_AIM OF THE TASK_
Using the records that follow, count the lines containing the word "code" and give that number only.
■ ■ ■ ■ ■
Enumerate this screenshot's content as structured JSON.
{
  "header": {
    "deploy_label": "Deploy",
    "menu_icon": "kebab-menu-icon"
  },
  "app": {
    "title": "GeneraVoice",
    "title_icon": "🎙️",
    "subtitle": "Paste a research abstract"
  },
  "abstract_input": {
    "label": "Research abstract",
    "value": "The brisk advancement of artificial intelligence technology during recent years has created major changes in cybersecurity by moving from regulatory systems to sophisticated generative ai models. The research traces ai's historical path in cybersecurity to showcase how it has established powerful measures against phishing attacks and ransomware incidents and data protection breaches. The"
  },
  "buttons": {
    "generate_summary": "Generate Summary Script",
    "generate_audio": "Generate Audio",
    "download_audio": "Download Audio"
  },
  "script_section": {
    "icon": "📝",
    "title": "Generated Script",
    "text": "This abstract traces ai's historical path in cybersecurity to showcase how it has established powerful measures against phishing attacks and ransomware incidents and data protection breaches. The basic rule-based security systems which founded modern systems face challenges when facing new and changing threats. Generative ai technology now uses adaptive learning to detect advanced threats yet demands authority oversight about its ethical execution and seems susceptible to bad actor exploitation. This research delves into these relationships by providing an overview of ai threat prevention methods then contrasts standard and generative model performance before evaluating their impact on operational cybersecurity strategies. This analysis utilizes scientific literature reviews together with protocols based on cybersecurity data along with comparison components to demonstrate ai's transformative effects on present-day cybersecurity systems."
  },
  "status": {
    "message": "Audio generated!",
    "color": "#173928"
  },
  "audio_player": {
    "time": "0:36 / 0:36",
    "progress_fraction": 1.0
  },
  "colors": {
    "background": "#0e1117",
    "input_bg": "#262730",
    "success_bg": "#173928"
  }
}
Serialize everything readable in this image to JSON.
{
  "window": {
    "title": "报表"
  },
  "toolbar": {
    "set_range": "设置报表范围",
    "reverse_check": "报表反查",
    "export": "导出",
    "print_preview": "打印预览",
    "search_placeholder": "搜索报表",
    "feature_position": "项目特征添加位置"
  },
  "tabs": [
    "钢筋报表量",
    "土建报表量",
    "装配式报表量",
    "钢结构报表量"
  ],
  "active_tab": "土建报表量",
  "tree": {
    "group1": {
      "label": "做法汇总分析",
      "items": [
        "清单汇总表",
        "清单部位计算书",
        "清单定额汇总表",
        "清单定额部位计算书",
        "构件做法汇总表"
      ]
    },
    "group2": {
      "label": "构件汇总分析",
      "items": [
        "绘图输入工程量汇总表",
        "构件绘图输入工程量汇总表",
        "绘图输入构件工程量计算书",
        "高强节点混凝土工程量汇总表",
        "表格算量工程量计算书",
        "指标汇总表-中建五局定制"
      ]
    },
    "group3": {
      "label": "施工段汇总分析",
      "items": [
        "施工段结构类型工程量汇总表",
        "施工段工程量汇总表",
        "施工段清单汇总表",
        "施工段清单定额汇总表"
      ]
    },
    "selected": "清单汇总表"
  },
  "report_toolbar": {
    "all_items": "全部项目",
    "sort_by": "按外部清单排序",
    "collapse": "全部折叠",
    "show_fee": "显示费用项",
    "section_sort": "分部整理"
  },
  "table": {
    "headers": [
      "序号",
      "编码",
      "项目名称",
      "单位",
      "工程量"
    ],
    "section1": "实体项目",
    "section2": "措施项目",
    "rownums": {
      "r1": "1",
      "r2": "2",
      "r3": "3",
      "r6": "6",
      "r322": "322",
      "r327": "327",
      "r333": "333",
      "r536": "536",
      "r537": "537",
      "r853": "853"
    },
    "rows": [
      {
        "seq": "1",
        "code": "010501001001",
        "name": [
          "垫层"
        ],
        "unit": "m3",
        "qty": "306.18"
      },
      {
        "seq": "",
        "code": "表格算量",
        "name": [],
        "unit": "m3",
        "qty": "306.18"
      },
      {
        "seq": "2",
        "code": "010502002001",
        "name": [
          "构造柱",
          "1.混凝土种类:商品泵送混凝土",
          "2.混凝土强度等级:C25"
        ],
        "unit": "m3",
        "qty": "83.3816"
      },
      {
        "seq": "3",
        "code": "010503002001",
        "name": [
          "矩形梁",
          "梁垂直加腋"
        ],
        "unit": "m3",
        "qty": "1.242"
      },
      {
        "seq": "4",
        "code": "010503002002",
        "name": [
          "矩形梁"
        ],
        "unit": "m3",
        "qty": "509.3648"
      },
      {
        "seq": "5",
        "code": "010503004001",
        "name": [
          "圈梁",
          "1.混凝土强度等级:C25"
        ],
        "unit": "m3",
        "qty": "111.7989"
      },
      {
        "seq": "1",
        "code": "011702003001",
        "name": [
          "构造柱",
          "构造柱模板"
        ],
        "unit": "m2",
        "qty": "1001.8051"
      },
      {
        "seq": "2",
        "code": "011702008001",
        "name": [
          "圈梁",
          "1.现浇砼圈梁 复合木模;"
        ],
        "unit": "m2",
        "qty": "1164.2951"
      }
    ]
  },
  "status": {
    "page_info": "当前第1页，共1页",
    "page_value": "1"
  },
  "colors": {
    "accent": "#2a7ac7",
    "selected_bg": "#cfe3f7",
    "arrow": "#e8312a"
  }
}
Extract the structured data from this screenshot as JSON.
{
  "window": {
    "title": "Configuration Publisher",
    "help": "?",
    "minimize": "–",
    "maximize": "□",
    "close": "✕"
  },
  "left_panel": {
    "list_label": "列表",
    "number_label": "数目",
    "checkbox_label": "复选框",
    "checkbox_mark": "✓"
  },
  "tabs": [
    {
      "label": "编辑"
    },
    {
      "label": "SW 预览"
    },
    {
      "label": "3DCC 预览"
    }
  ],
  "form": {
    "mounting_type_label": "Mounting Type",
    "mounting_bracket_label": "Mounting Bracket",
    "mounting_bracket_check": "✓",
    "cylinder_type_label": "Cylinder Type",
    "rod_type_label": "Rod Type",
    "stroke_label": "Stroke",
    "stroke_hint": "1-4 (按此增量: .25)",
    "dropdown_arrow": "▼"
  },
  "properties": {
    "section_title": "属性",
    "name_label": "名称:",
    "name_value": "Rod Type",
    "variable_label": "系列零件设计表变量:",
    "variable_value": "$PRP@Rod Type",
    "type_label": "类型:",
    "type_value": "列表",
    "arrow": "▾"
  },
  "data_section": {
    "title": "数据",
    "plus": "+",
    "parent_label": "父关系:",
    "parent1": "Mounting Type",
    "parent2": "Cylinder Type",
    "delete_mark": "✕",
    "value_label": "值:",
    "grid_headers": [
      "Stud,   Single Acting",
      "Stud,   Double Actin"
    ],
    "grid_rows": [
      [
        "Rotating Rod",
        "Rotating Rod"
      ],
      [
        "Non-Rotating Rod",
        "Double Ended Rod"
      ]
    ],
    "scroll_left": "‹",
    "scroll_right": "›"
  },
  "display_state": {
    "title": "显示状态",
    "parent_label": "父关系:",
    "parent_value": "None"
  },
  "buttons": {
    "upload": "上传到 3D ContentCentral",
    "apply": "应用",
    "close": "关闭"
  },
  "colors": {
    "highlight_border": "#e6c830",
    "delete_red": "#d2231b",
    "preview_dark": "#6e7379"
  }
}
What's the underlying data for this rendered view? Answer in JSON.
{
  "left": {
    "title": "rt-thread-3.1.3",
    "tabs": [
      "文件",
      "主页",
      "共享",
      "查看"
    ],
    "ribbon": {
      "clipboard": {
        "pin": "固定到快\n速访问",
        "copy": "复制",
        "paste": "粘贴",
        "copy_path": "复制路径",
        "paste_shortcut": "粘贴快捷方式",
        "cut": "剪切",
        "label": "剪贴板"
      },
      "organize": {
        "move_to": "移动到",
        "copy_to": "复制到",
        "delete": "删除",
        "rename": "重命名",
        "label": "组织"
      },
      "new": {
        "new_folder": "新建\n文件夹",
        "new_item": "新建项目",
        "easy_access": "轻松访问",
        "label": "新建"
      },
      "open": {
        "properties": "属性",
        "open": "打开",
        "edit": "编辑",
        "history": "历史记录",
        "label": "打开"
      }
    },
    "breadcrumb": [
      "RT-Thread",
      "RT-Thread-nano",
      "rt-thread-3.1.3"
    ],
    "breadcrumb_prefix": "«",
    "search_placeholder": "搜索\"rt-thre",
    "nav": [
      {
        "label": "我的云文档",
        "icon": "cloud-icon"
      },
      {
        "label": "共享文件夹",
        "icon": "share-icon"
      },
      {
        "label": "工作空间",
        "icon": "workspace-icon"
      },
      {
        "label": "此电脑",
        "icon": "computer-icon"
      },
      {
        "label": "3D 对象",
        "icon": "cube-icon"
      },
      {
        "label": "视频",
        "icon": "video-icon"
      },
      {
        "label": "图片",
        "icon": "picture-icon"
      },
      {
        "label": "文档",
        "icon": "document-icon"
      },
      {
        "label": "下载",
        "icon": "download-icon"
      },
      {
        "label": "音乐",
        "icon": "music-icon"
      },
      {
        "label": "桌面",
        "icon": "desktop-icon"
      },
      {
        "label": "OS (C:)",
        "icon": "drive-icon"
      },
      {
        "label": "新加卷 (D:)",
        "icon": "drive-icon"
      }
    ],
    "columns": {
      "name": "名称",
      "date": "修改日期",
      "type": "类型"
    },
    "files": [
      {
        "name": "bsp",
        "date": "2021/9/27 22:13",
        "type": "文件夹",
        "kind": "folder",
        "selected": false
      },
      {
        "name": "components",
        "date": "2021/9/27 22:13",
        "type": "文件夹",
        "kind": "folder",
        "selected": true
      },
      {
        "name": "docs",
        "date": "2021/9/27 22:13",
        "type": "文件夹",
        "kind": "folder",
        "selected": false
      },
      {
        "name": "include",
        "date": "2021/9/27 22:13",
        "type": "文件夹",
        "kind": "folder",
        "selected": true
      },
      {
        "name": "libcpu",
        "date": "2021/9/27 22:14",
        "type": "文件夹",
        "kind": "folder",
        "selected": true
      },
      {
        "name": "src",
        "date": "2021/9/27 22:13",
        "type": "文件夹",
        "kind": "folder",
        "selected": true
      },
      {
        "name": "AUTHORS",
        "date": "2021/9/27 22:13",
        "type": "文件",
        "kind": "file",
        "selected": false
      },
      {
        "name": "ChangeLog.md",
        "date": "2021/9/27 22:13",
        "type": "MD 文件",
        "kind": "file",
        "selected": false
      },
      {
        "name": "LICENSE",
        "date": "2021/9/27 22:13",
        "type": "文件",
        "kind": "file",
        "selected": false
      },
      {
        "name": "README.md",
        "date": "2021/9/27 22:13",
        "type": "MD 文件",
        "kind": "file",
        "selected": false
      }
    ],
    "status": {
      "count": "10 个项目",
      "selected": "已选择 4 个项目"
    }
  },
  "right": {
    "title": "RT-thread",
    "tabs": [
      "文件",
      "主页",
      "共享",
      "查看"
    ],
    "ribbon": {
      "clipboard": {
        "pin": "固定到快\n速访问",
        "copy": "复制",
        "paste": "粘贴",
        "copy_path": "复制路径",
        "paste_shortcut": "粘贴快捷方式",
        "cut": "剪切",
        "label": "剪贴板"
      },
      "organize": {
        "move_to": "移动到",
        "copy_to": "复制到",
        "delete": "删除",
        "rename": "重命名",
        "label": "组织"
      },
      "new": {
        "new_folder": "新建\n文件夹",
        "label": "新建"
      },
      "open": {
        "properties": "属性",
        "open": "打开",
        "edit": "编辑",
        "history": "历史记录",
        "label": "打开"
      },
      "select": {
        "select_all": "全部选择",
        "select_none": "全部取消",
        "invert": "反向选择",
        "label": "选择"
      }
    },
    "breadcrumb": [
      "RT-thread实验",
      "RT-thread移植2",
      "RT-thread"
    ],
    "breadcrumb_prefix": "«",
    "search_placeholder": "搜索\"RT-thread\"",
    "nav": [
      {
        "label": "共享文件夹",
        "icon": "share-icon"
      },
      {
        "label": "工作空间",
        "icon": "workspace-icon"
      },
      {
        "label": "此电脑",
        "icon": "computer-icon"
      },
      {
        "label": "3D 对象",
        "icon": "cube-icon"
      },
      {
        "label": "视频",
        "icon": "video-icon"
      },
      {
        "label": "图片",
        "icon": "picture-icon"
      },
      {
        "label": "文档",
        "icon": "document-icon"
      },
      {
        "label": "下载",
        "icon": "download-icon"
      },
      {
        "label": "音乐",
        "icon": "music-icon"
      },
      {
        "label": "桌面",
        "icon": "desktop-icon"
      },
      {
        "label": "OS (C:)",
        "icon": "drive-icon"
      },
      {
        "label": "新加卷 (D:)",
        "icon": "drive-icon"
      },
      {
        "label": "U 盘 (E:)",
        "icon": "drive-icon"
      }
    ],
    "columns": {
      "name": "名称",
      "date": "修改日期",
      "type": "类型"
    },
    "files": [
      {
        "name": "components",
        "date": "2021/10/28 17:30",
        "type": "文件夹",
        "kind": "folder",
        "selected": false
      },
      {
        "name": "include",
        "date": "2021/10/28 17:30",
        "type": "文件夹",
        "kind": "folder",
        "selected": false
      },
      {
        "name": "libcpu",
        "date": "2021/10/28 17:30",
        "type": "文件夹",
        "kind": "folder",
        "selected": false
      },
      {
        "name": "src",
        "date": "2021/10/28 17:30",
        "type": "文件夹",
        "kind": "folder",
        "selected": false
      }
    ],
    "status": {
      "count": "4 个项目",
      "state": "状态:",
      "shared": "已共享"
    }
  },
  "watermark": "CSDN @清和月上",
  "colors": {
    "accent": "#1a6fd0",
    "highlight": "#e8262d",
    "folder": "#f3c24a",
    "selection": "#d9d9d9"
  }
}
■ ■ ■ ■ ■
_WRITTEN RESPONSE_
8